### PROBLEM STATEMENT
Show every line of the data where the word "selected" can be found.

Data records
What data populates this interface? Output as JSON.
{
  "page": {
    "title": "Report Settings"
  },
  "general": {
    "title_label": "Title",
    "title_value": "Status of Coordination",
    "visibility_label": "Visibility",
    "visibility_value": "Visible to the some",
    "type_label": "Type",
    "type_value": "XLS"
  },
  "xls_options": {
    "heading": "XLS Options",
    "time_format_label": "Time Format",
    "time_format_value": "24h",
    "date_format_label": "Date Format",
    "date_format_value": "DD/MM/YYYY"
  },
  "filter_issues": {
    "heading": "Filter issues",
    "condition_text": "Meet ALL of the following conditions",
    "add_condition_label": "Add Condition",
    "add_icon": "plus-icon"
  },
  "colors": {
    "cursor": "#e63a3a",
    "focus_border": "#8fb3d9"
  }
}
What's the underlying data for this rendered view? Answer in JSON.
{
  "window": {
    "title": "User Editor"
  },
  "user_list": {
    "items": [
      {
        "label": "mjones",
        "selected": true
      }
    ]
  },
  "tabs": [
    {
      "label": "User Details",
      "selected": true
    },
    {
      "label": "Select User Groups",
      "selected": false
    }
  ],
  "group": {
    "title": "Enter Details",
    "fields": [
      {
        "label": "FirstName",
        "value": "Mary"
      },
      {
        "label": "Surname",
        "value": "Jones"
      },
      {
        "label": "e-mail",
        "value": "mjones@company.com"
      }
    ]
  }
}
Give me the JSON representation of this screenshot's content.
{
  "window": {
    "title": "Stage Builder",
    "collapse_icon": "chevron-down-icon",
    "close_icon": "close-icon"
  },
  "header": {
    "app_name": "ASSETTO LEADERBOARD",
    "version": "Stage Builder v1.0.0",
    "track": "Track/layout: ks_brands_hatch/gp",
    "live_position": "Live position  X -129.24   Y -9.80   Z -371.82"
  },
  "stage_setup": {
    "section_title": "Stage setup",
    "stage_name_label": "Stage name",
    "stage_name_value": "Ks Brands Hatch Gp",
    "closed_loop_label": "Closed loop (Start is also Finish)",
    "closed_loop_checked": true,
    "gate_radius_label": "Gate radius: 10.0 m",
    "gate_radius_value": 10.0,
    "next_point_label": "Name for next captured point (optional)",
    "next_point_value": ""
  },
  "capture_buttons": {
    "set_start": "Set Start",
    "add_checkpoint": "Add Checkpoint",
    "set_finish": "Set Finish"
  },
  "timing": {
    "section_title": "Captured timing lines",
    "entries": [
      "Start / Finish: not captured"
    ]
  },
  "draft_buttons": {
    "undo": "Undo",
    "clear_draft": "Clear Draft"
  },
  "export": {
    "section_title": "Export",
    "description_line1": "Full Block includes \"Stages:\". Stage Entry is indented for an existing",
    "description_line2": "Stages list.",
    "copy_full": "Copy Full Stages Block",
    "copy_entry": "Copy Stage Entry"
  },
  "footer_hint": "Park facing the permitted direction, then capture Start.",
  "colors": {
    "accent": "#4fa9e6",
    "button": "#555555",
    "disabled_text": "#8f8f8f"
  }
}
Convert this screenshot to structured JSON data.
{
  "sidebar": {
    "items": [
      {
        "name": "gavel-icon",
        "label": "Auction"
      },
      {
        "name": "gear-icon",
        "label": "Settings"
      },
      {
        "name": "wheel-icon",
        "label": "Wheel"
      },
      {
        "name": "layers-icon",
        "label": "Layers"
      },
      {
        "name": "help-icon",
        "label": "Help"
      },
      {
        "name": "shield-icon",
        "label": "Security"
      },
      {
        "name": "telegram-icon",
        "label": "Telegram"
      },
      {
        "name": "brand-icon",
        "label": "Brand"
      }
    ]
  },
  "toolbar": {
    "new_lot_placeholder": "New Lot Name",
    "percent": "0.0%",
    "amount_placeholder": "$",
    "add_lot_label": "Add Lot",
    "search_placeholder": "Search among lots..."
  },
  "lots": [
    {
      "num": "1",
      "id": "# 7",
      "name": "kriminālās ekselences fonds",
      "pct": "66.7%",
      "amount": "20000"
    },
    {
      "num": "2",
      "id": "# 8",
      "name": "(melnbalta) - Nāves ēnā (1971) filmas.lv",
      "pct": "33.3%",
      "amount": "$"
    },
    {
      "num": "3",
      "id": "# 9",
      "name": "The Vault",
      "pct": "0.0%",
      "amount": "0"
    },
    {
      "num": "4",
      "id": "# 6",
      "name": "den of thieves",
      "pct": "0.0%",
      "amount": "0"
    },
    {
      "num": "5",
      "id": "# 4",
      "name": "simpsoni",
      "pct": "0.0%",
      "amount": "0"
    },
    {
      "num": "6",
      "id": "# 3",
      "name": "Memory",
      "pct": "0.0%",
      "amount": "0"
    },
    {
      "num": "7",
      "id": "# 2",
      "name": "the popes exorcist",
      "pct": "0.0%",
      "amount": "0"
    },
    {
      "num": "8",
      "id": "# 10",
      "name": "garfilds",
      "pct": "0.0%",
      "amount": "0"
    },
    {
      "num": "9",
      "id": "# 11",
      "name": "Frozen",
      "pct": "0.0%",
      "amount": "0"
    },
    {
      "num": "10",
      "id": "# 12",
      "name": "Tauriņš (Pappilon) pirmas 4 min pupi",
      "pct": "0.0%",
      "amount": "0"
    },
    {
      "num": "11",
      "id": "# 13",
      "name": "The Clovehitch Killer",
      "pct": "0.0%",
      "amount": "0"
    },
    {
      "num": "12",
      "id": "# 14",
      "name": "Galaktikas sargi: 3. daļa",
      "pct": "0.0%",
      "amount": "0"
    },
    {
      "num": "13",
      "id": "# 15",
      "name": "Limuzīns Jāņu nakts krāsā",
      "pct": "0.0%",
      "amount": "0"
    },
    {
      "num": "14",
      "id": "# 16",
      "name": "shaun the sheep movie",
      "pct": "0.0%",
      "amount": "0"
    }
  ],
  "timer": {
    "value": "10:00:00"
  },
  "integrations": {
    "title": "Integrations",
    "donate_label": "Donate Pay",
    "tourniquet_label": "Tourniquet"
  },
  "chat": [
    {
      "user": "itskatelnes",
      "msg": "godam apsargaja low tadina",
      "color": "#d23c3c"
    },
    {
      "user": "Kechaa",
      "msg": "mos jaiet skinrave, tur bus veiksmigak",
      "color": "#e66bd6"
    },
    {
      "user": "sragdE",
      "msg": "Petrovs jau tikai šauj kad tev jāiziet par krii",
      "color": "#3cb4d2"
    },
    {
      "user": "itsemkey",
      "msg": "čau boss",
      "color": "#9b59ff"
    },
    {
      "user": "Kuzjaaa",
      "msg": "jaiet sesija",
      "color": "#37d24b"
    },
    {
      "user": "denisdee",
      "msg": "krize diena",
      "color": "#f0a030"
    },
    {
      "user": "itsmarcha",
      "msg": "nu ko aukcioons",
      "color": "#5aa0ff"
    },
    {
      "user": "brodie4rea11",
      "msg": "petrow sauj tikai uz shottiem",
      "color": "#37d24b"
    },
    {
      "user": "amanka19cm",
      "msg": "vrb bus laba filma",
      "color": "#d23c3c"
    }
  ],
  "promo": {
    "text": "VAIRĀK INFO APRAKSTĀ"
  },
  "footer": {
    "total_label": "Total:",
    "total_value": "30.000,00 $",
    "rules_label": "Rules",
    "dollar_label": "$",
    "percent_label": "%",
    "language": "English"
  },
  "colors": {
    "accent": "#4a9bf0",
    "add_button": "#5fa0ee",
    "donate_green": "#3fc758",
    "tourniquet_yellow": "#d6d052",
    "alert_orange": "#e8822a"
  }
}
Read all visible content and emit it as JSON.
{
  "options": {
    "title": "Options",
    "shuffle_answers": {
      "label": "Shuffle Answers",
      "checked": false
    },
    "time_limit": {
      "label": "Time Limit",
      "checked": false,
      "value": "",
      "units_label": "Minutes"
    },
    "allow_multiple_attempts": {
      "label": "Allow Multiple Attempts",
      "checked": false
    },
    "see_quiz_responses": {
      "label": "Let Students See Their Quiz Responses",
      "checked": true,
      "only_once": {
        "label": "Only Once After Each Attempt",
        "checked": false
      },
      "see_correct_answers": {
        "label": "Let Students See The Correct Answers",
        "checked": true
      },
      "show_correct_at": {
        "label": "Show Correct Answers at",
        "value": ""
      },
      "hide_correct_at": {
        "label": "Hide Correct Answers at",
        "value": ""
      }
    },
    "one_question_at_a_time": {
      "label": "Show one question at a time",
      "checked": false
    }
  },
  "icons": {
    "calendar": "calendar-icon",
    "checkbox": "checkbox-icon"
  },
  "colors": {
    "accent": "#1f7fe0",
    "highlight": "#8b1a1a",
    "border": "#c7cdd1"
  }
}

### RESPONSE TO THIS EXERCISE
        "selected": true
      "selected": true
      "selected": false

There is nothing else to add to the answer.